EXTRACTED MATERIAL.
◇ ◇ ◇ ◇

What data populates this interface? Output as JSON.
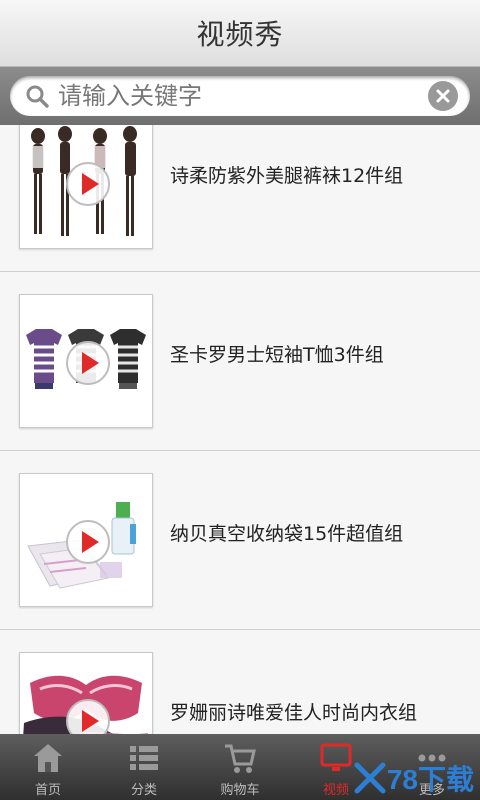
{
  "header": {
    "title": "视频秀"
  },
  "search": {
    "placeholder": "请输入关键字",
    "icon": "search-icon",
    "clear_icon": "clear-icon"
  },
  "items": [
    {
      "title": "诗柔防紫外美腿裤袜12件组"
    },
    {
      "title": "圣卡罗男士短袖T恤3件组"
    },
    {
      "title": "纳贝真空收纳袋15件超值组"
    },
    {
      "title": "罗姗丽诗唯爱佳人时尚内衣组"
    }
  ],
  "tabs": [
    {
      "label": "首页",
      "icon": "home-icon"
    },
    {
      "label": "分类",
      "icon": "list-icon"
    },
    {
      "label": "购物车",
      "icon": "cart-icon"
    },
    {
      "label": "视频",
      "icon": "video-icon"
    },
    {
      "label": "更多",
      "icon": "more-icon"
    }
  ],
  "watermark": {
    "text": "78下载"
  },
  "colors": {
    "accent_red": "#e02a2a",
    "tab_bg": "#3a3a3a",
    "watermark_blue": "#2d7fd6"
  }
}
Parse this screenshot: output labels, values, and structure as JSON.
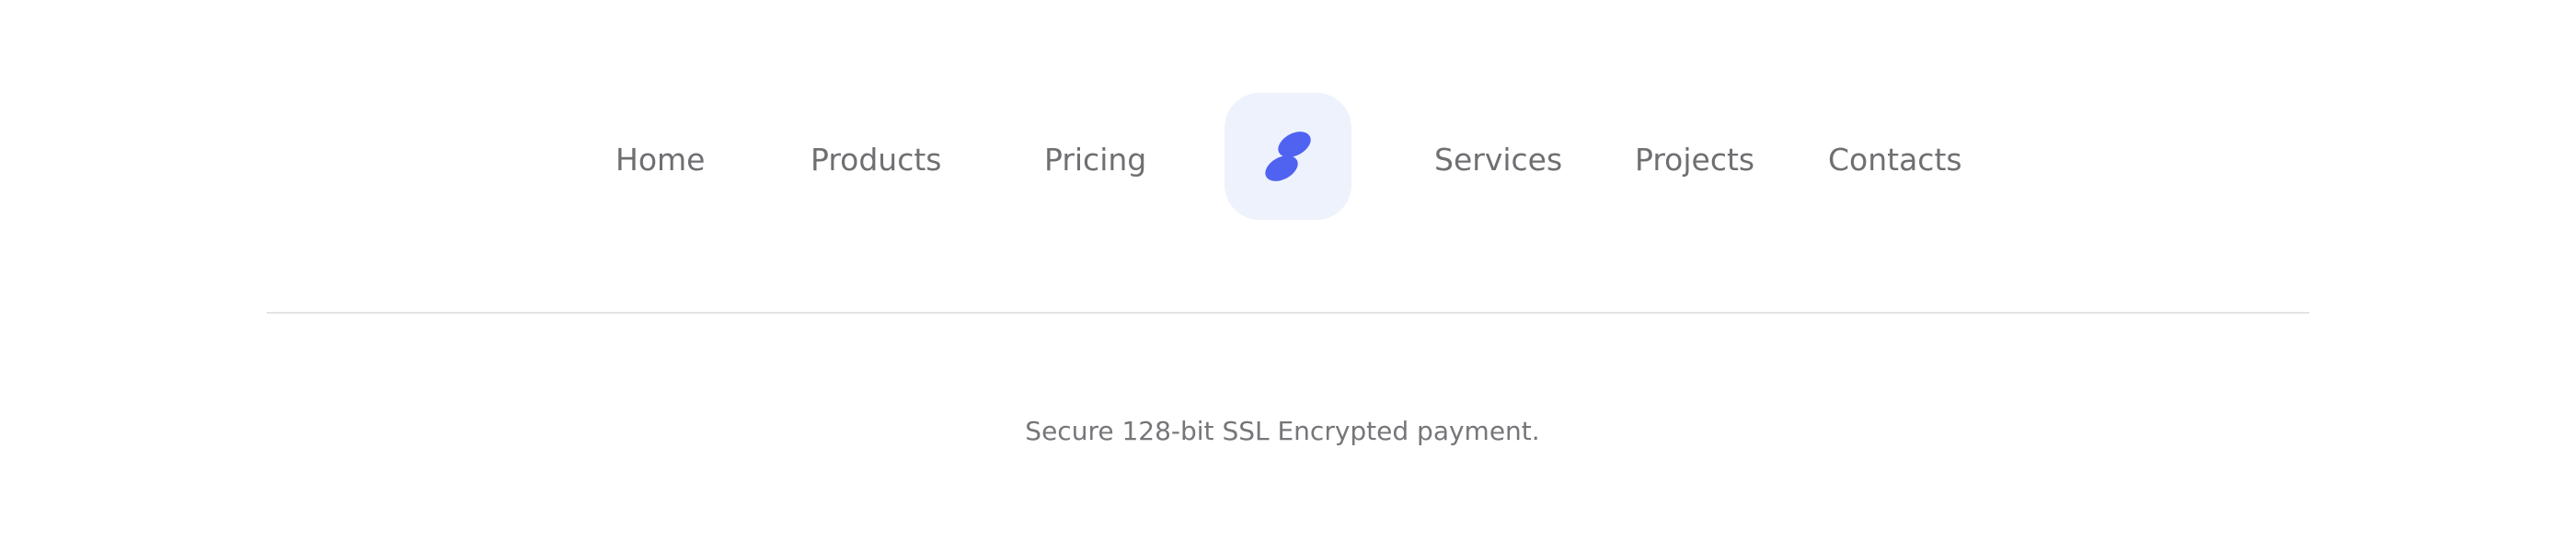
{
  "nav": {
    "items": [
      {
        "label": "Home"
      },
      {
        "label": "Products"
      },
      {
        "label": "Pricing"
      },
      {
        "label": "Services"
      },
      {
        "label": "Projects"
      },
      {
        "label": "Contacts"
      }
    ],
    "logo": {
      "icon": "brand-logo-icon",
      "tile_color": "#eef2fd",
      "mark_color": "#4f62f0"
    }
  },
  "footer": {
    "note": "Secure 128-bit SSL Encrypted payment."
  },
  "colors": {
    "text": "#6f6f73",
    "divider": "#e3e3e6",
    "background": "#ffffff"
  }
}
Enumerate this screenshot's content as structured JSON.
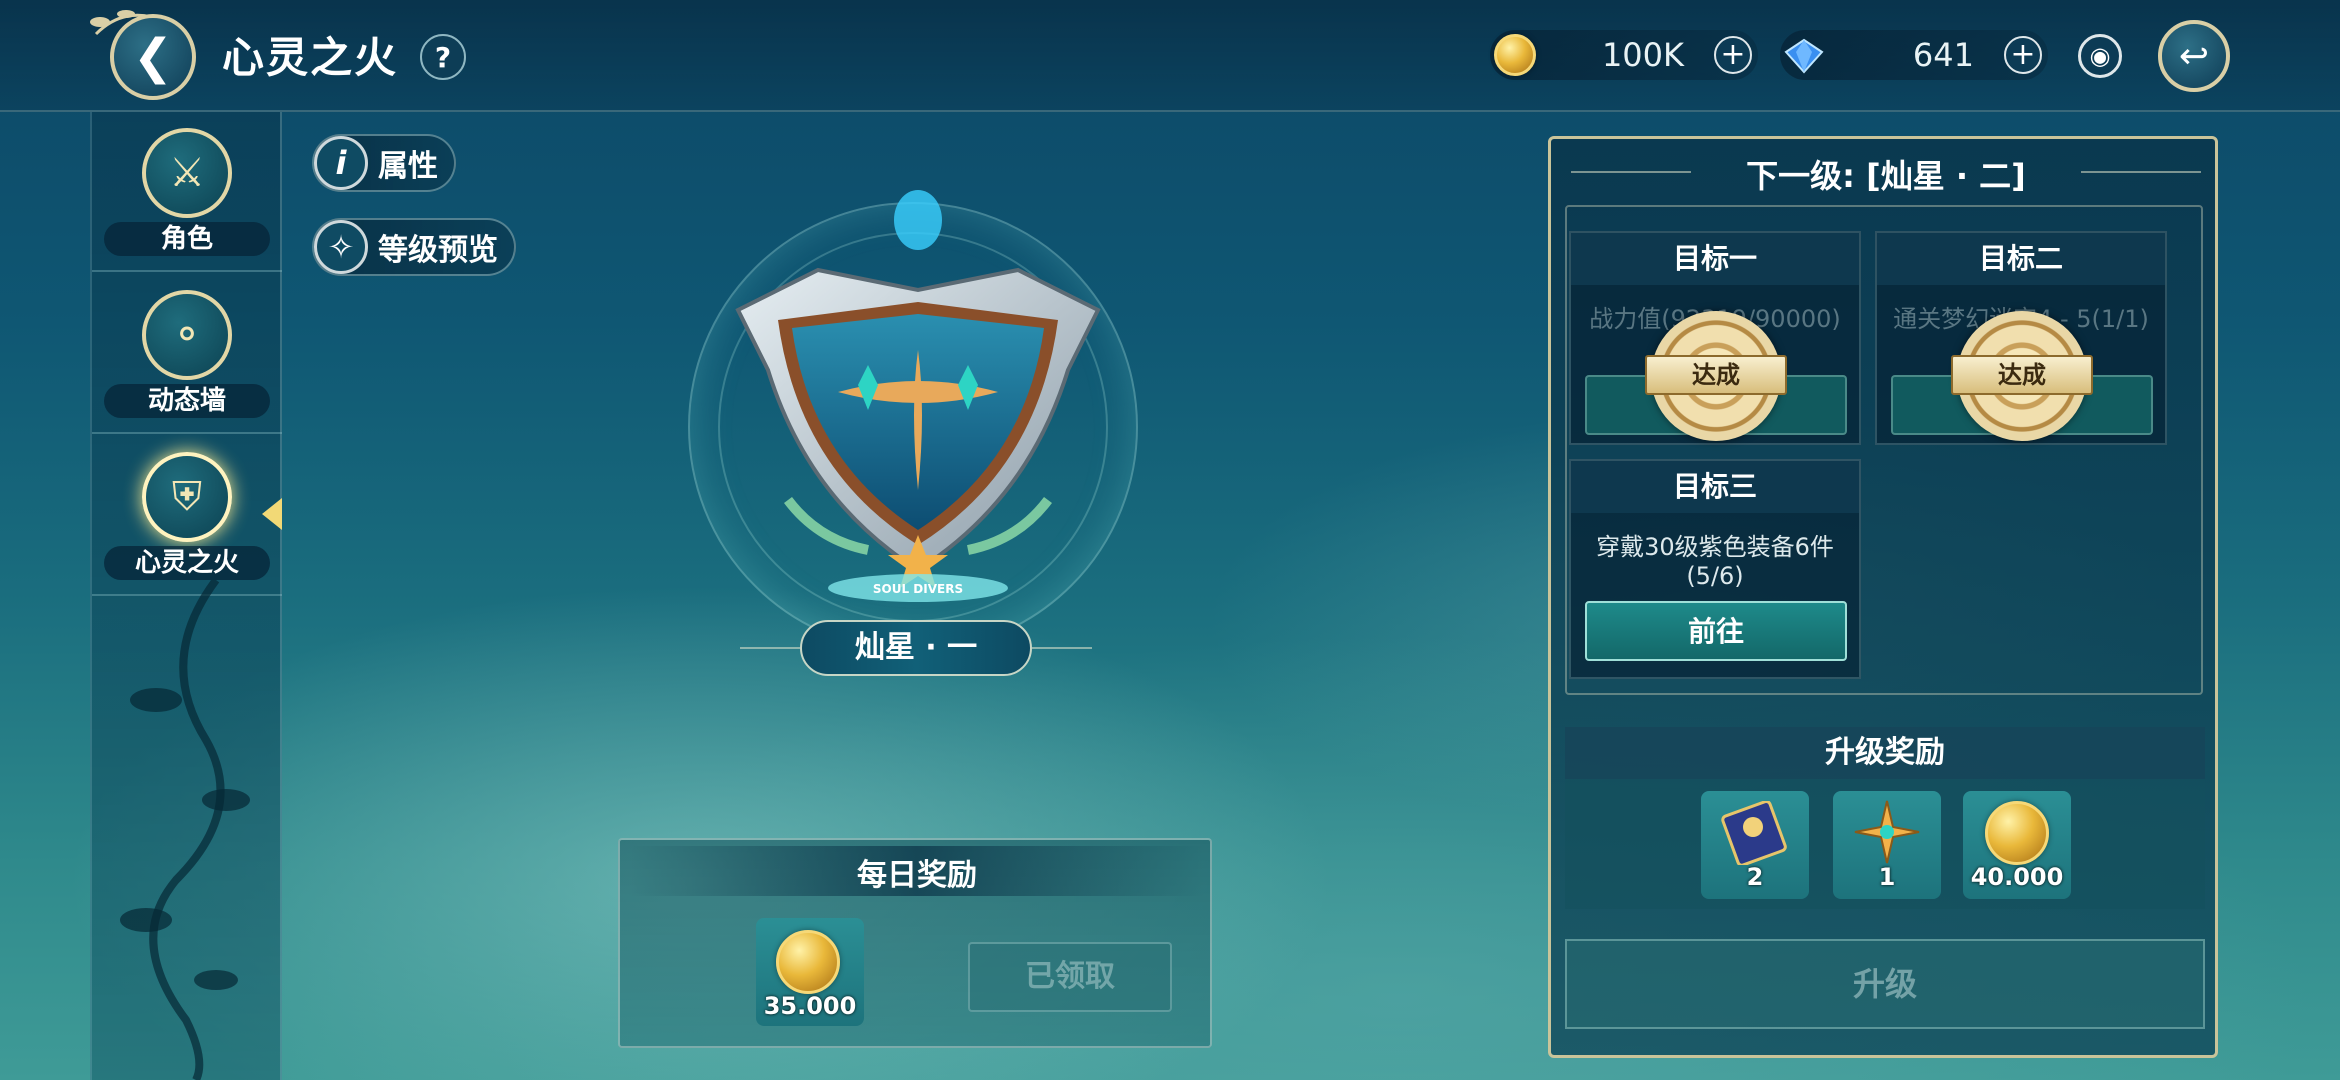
{
  "header": {
    "title": "心灵之火",
    "help_label": "?",
    "gold": "100K",
    "gems": "641",
    "colors": {
      "accent": "#d9cfa6",
      "bar": "#0c3b55"
    }
  },
  "sidebar": {
    "items": [
      {
        "label": "角色",
        "icon": "helmet-icon"
      },
      {
        "label": "动态墙",
        "icon": "chat-bubble-icon"
      },
      {
        "label": "心灵之火",
        "icon": "shield-crest-icon",
        "active": true
      }
    ]
  },
  "actions": {
    "attributes": "属性",
    "level_preview": "等级预览"
  },
  "badge": {
    "emblem_text": "SOUL DIVERS",
    "rank": "灿星 · 一"
  },
  "daily_reward": {
    "title": "每日奖励",
    "amount": "35.000",
    "claimed_label": "已领取"
  },
  "next_level": {
    "title": "下一级: [灿星 · 二]",
    "goals": [
      {
        "title": "目标一",
        "desc": "战力值(92319/90000)",
        "status": "达成"
      },
      {
        "title": "目标二",
        "desc": "通关梦幻迷宫4 - 5(1/1)",
        "status": "达成"
      },
      {
        "title": "目标三",
        "desc": "穿戴30级紫色装备6件(5/6)",
        "button": "前往"
      }
    ],
    "reward_title": "升级奖励",
    "rewards": [
      {
        "icon": "ticket-card-icon",
        "count": "2"
      },
      {
        "icon": "star-compass-icon",
        "count": "1"
      },
      {
        "icon": "gold-coin-icon",
        "count": "40.000"
      }
    ],
    "upgrade_label": "升级"
  }
}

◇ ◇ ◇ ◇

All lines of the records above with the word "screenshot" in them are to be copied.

Parse this screenshot: output labels, values, and structure as JSON.
Enumerate this screenshot's content as structured JSON.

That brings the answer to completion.